Aim of the task
Once the pictures are set aside, reproduce the remaining data exactly.

(Data extracted from a collection)
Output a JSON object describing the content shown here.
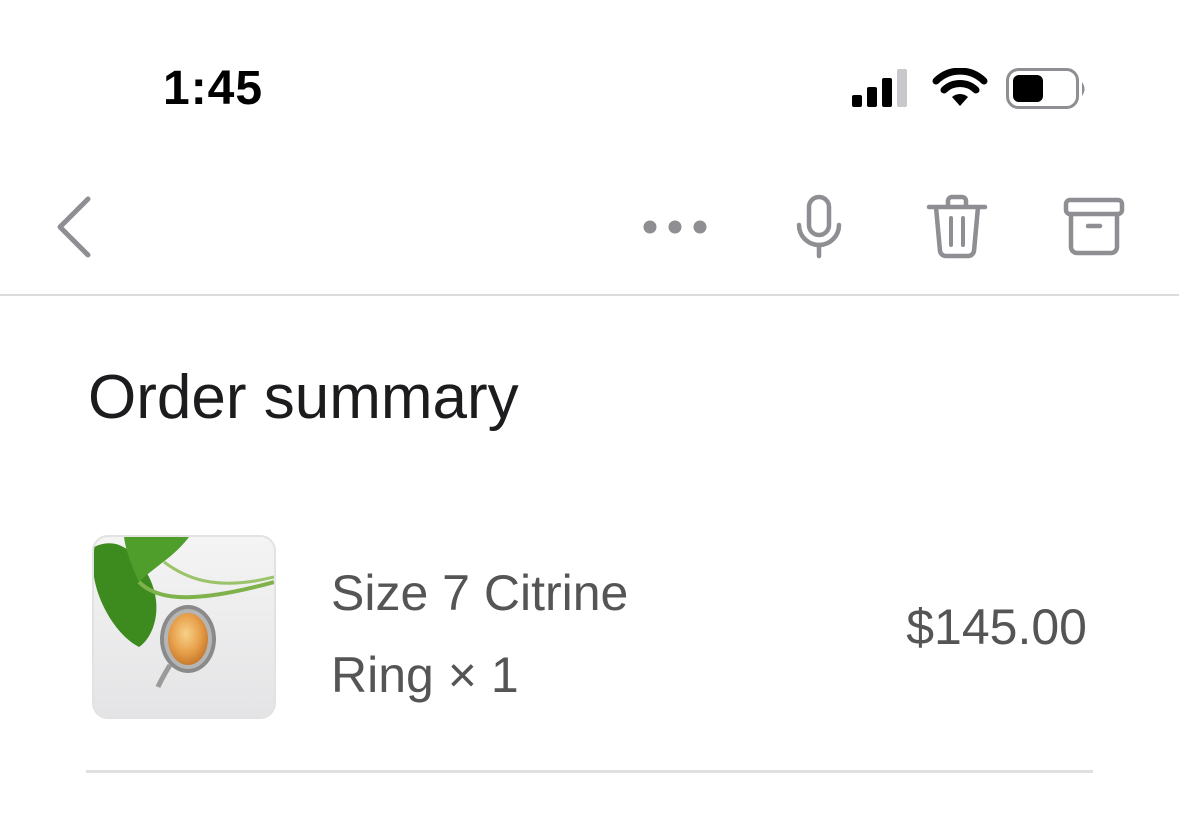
{
  "status_bar": {
    "time": "1:45"
  },
  "toolbar": {
    "back_icon": "chevron-left-icon",
    "more_icon": "ellipsis-icon",
    "mic_icon": "microphone-icon",
    "trash_icon": "trash-icon",
    "archive_icon": "archive-icon",
    "icon_color": "#8e8e93"
  },
  "order_summary": {
    "title": "Order summary",
    "items": [
      {
        "name_line1": "Size 7 Citrine",
        "name_line2": "Ring × 1",
        "price": "$145.00"
      }
    ]
  }
}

Reply to the exercise
Output a JSON object describing the content shown here.
{
  "status_bar": {
    "time": "1:45"
  },
  "toolbar": {
    "back_icon": "chevron-left-icon",
    "more_icon": "ellipsis-icon",
    "mic_icon": "microphone-icon",
    "trash_icon": "trash-icon",
    "archive_icon": "archive-icon",
    "icon_color": "#8e8e93"
  },
  "order_summary": {
    "title": "Order summary",
    "items": [
      {
        "name_line1": "Size 7 Citrine",
        "name_line2": "Ring × 1",
        "price": "$145.00"
      }
    ]
  }
}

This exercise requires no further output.